In 2018 our Xavier Day programming focused on the theme of Love Your Neighbor: Answering the Gospel Call to Welcome the Stranger, specifically discussing refugees and migrants. Our keynote was delivered by Dr. Marvin McMickle (pictured to the left) from the Colgate School of Divinity here in Rochester. Dr. McMickle is an accomplished theologian, previously the pastor of Antioch Baptist Church in Cleveland, Ohio, from 1987 to 2011, the author of 15 books, and a regular contributor to various magazines and publications. In his address, Dr. McMickle told of how his own experiences of facing discrimination during the mid-1900s made him feel like a migrant in his own country. He also focused on the many stories of refugees and migrants throughout the Bible and what our Christian response to those fleeing persecution should be.

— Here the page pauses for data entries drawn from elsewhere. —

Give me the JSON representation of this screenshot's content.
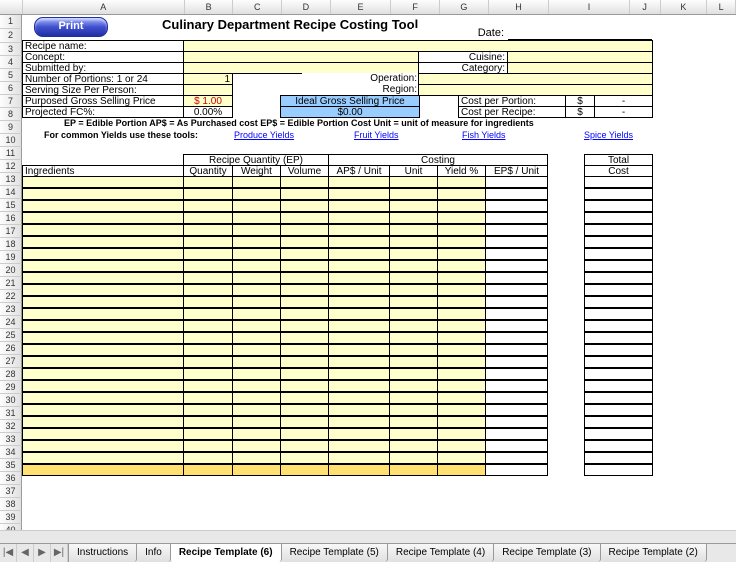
{
  "columns": [
    "A",
    "B",
    "C",
    "D",
    "E",
    "F",
    "G",
    "H",
    "I",
    "J",
    "K",
    "L"
  ],
  "rows_count": 40,
  "print_label": "Print",
  "title": "Culinary Department Recipe Costing Tool",
  "header": {
    "date_label": "Date:",
    "date_value": "",
    "recipe_name_label": "Recipe name:",
    "recipe_name_value": "",
    "concept_label": "Concept:",
    "concept_value": "",
    "cuisine_label": "Cuisine:",
    "cuisine_value": "",
    "submitted_label": "Submitted by:",
    "submitted_value": "",
    "category_label": "Category:",
    "category_value": "",
    "portions_label": "Number of Portions: 1 or 24",
    "portions_value": "1",
    "operation_label": "Operation:",
    "operation_value": "",
    "serving_label": "Serving Size Per Person:",
    "serving_value": "",
    "region_label": "Region:",
    "region_value": "",
    "gross_label": "Purposed Gross Selling Price",
    "gross_value": "$   1.00",
    "ideal_label": "Ideal Gross Selling Price",
    "ideal_value": "$0.00",
    "cost_portion_label": "Cost per Portion:",
    "cost_portion_curr": "$",
    "cost_portion_value": "-",
    "fc_label": "Projected FC%:",
    "fc_value": "0.00%",
    "cost_recipe_label": "Cost per Recipe:",
    "cost_recipe_curr": "$",
    "cost_recipe_value": "-"
  },
  "legend": "EP = Edible Portion    AP$ = As Purchased cost   EP$ = Edible Portion Cost    Unit = unit of measure for ingredients",
  "yields": {
    "intro": "For common Yields use these tools:",
    "links": [
      "Produce Yields",
      "Fruit Yields",
      "Fish Yields",
      "Spice Yields"
    ]
  },
  "table": {
    "group_recipe_qty": "Recipe Quantity (EP)",
    "group_costing": "Costing",
    "group_total": "Total",
    "ingredients": "Ingredients",
    "quantity": "Quantity",
    "weight": "Weight",
    "volume": "Volume",
    "ap_unit": "AP$ / Unit",
    "unit": "Unit",
    "yield": "Yield %",
    "ep_unit": "EP$ / Unit",
    "cost": "Cost"
  },
  "tabs": {
    "nav": [
      "|◀",
      "◀",
      "▶",
      "▶|"
    ],
    "list": [
      "Instructions",
      "Info",
      "Recipe Template (6)",
      "Recipe Template (5)",
      "Recipe Template (4)",
      "Recipe Template (3)",
      "Recipe Template (2)"
    ],
    "active": 2
  }
}
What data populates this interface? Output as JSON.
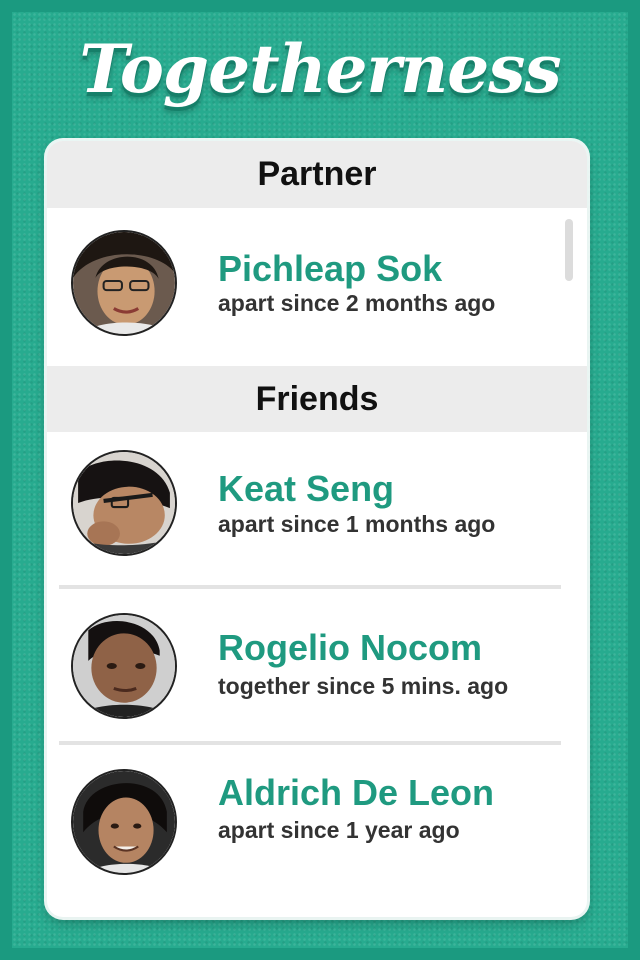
{
  "app": {
    "title": "Togetherness",
    "accent_color": "#1f9a80",
    "background_color": "#27ab8f"
  },
  "partner_section": {
    "heading": "Partner",
    "contacts": [
      {
        "name": "Pichleap Sok",
        "status": "apart since 2 months ago",
        "avatar_icon": "avatar-photo-icon"
      }
    ]
  },
  "friends_section": {
    "heading": "Friends",
    "contacts": [
      {
        "name": "Keat Seng",
        "status": "apart since 1 months ago",
        "avatar_icon": "avatar-photo-icon"
      },
      {
        "name": "Rogelio Nocom",
        "status": "together since 5 mins. ago",
        "avatar_icon": "avatar-photo-icon"
      },
      {
        "name": "Aldrich De Leon",
        "status": "apart since 1 year ago",
        "avatar_icon": "avatar-photo-icon"
      }
    ]
  }
}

In addition to Dr. McMickle, we were joined by various local nonprofits that work directly with migrants and refugees. Our speakers helped inform our students what makes someone a refugee or migrant and the root causes that make people flee their homes.

In March of 2017, McQuaid was fortunate to welcome Fr. Greg Boyle, SJ, as our keynote speaker. With the day’s focus on “Kinship with the Marginalized,” Fr. Greg encouraged students to reach out to those on the margins of society but also to open their hearts to those on the margins reaching back. Fr. Boyle is the founder of Homeboy Industries in Los Angeles, CA, the largest gang-intervention, rehabilitation, and reentry program in the world. A renowned speaker, Fr. Boyle has spoken of the work accomplished at Homeboy Industries across the country and internationally. He is also the celebrated author of Tattoos on the Heart: The Power of Boundless Compassion and Barking to the Choir: The Power of Radical Kinship.

Along with Fr. Boyle, McQuaid welcomed 37 different local, nonprofit organizations to speak with students about the work they do reaching out to those on the margins.